Driving in Bali
Driving in Bali - Information and Warnings
So you want to be independent and drive yourself and your family around Bali? Well, be assured that driving in Bali is nowhere near the same experience as it is in Western Europe, Australia, New Zealand or the USA. Local drivers tend to follow their own rules, and more often than not they ignore official laws and road courtesy. You will often find that everything has come to a standstill. That is most likely due to a ceremonial procession, especially during holiday seasons like Galungan. Cut the engine and enjoy the passing parade; it’s free.

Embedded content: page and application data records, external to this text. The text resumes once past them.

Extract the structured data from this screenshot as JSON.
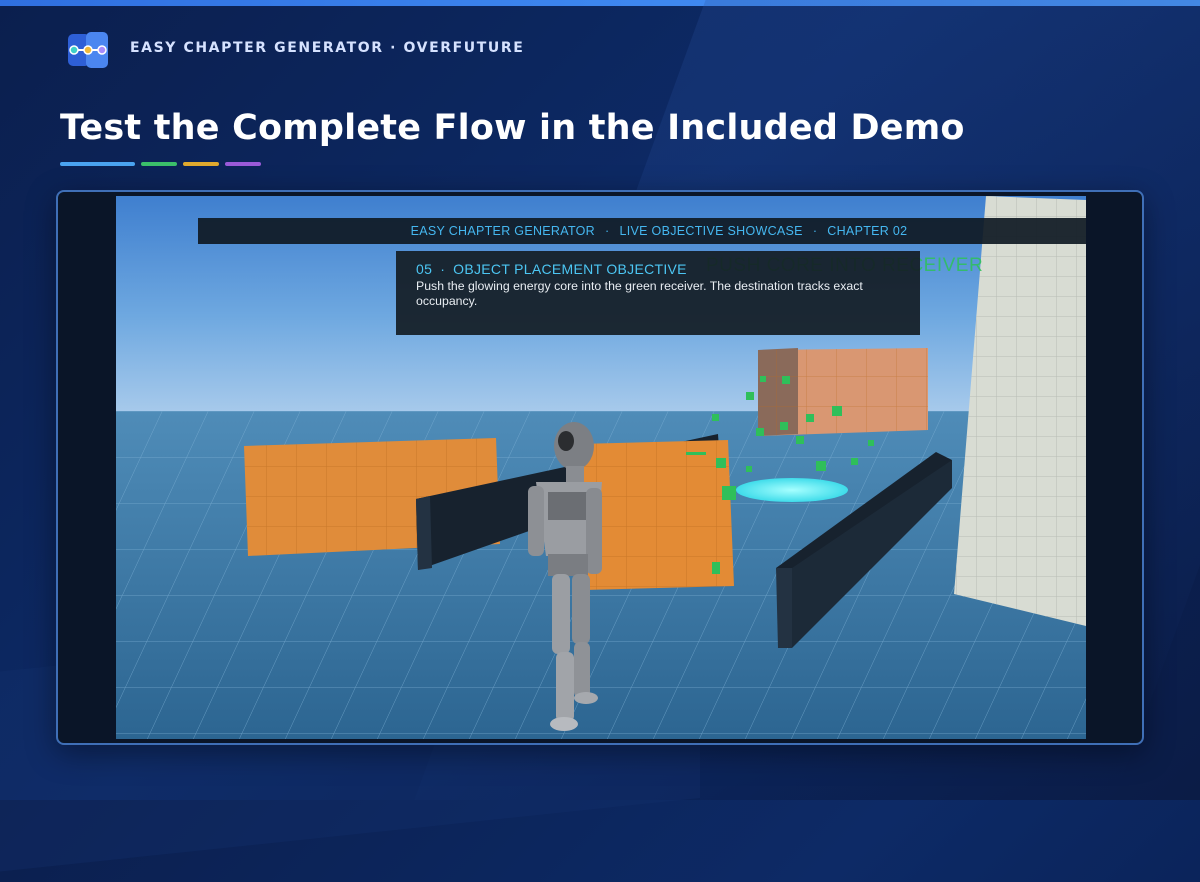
{
  "brand": {
    "name": "EASY CHAPTER GENERATOR · OVERFUTURE"
  },
  "page": {
    "title": "Test the Complete Flow in the Included Demo"
  },
  "colors": {
    "accent_blue": "#4aa3f0",
    "accent_green": "#3bbf6a",
    "accent_yellow": "#e0a92e",
    "accent_purple": "#9a5ad9"
  },
  "icons": {
    "logo": "chapter-nodes-logo-icon"
  },
  "hud": {
    "items": [
      "EASY CHAPTER GENERATOR",
      "LIVE OBJECTIVE SHOWCASE",
      "CHAPTER 02"
    ],
    "separator": "·"
  },
  "objective": {
    "number": "05",
    "separator": "·",
    "title": "OBJECT PLACEMENT OBJECTIVE",
    "description": "Push the glowing energy core into the green receiver. The destination tracks exact occupancy."
  },
  "world_label": "PUSH CORE INTO RECEIVER"
}
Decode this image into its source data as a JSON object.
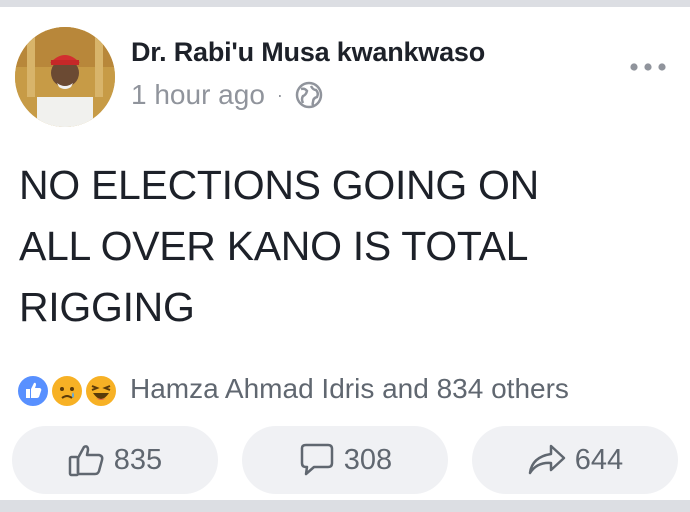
{
  "post": {
    "author": "Dr. Rabi'u Musa kwankwaso",
    "time": "1 hour ago",
    "separator": "·",
    "privacy_icon": "globe-icon",
    "menu_icon": "more-options-icon",
    "text": "NO ELECTIONS GOING ON\nALL OVER KANO IS TOTAL\nRIGGING"
  },
  "reactions": {
    "icons": [
      "like-reaction-icon",
      "sad-reaction-icon",
      "haha-reaction-icon"
    ],
    "summary": "Hamza Ahmad Idris and 834 others"
  },
  "actions": {
    "like_count": "835",
    "comment_count": "308",
    "share_count": "644",
    "like_icon": "thumbs-up-icon",
    "comment_icon": "comment-bubble-icon",
    "share_icon": "share-arrow-icon"
  },
  "colors": {
    "like_blue": "#5890ff",
    "reaction_yellow": "#f7b125",
    "text_primary": "#1d2129",
    "text_secondary": "#90949c",
    "button_bg": "#f0f1f4"
  }
}
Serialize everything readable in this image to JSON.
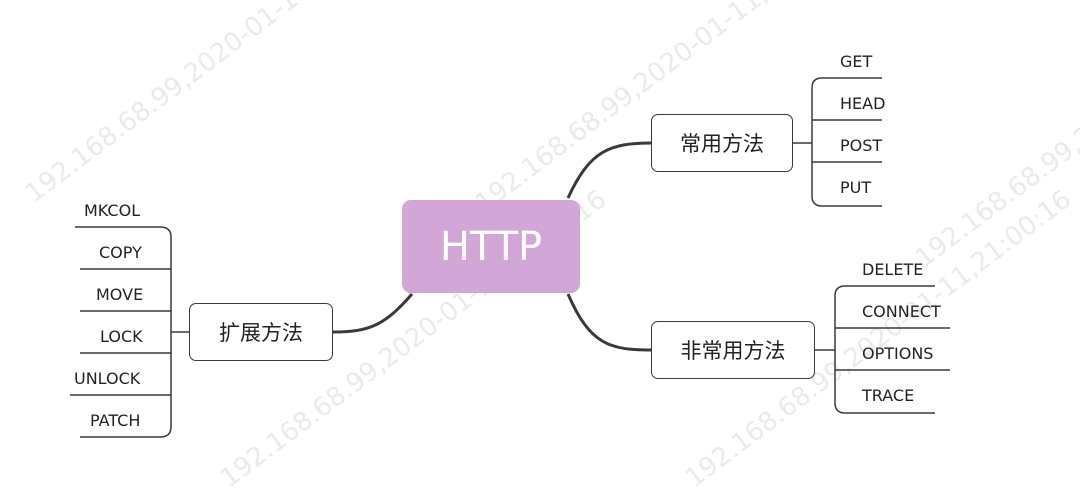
{
  "watermark": "192.168.68.99,2020-01-11,21:00:16",
  "root": {
    "label": "HTTP",
    "color": "#d3a6d8"
  },
  "branches": {
    "common": {
      "label": "常用方法",
      "leaves": [
        "GET",
        "HEAD",
        "POST",
        "PUT"
      ]
    },
    "uncommon": {
      "label": "非常用方法",
      "leaves": [
        "DELETE",
        "CONNECT",
        "OPTIONS",
        "TRACE"
      ]
    },
    "extended": {
      "label": "扩展方法",
      "leaves": [
        "MKCOL",
        "COPY",
        "MOVE",
        "LOCK",
        "UNLOCK",
        "PATCH"
      ]
    }
  }
}
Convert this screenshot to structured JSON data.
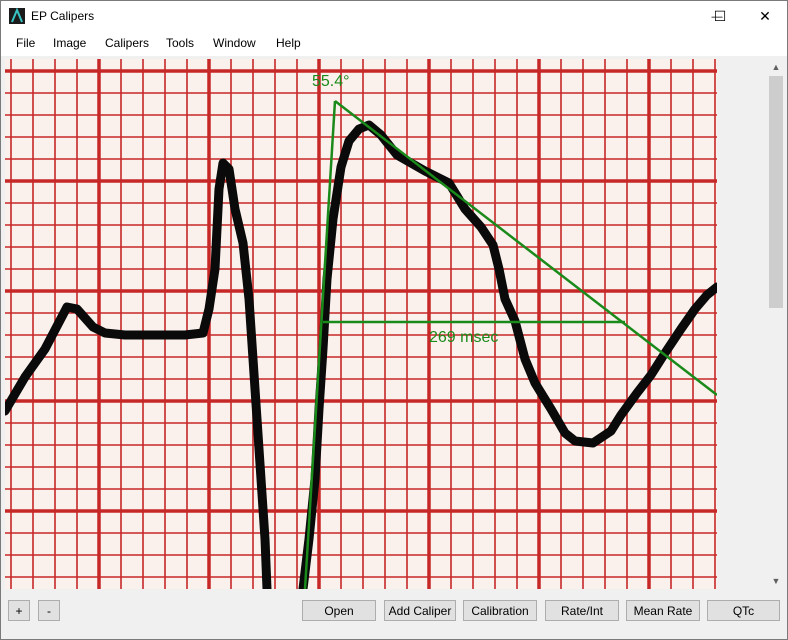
{
  "window": {
    "title": "EP Calipers",
    "minimize_glyph": "—",
    "maximize_glyph": "☐",
    "close_glyph": "✕"
  },
  "menu": {
    "items": [
      "File",
      "Image",
      "Calipers",
      "Tools",
      "Window",
      "Help"
    ]
  },
  "canvas": {
    "angle_caliper_label": "55.4°",
    "time_caliper_label": "269 msec",
    "caliper_color": "#1a8a1a",
    "grid_color": "#c62828",
    "paper_color": "#fbf1ec",
    "trace_color": "#000000"
  },
  "scrollbar": {
    "up_glyph": "▲",
    "down_glyph": "▼"
  },
  "buttons": {
    "zoom_in": "+",
    "zoom_out": "-",
    "open": "Open",
    "add_caliper": "Add Caliper",
    "calibration": "Calibration",
    "rate_int": "Rate/Int",
    "mean_rate": "Mean Rate",
    "qtc": "QTc"
  }
}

Many motorists don't recognize the usual rules of right-of-way, often giving way only if their vehicles are smaller than yours and they feel endangered. Motorcycles will swerve into your lane without warning, often several at a time.
The road network can be quite confusing. Many signs are unclear - or missing altogether. Wide roads may gradually narrow down to the point where you feel you may be in a one-way street. Now, that might well be so - because one-way roads are common. You'll have to drive a round trip to return to a chosen location.
Then there are often obstructions, like food carts (Bakso boys) crossing or blocking traffic. There are also the ever-present potholes, and out in the countryside, animals. You will need great skill and patience to drive safely in Bali, so give the matter a lot of thought before deciding on that self-drive rental. If you are a relatively new driver, do not rent a self-drive. Much better to get a car with a driver to shuttle you around. It is still your car but you do not have to do the thinking – or swerving.
If you are American or European, you will also have to get used to driving on the left side of the road, with the driver’s seat on the right.
What else you need to know to drive in Bali
So, despite the cautions above, you have decided to grab the wheel, grit your teeth and go for it. Not so fast. When renting a car, you'll need to show an international driver's license, obtained in your own country. If you don't have one, you can get a tourist driving license at the police station at Denpasar. The license is valid for one month.
Rental cars do not always include insurance in the price. Check with the rental agency about the insurance coverage they provide; often this will be charged as an additional item above the published hire fee. Better a small insurance fee than a large panel-beating charge if somebody hits your car.
Check the car for damage or any other problems before you sign for it. The car rental company might blame you for existing damage to the car, unless you bring it to the agent's attention and have the damage noted in your contract. Most car hire firms will provide a sheet on which to mark existing damage. Get the deliverer to countersign it.
Test-drive your rental car before you sign and pay. Make sure the brakes, hand brake and clutch pedal all work, and check to see that there is a spare wheel and a jack.
Fuel is not usually included in the price, so you may have to head straight to a gas station before embarking on your Bali driving adventure. All are ownd by Government company Pertamina so prices should be the same except inland. Fill up at the coast. Do not buy fuel in bottles at roadside stall unless in an emergency. The contents are often tampered with.
Be careful when approaching intersections. Drivers from side streets often will not look when joining your road. Larger vehicles have the right of way. Some drivers seem to consider traffic lights to be mere suggestions or pretty decorations.
Hit your hooter (horn) when going around blind curves, as some drivers ride on the middle line. If you are still feeling like driving yourself, here are some suggested car rental agencies. You can book online and have your car waiting for you.
Video of construction of Bali Mandara Toll Road, now complete and in use.
Bali Car Rental Companies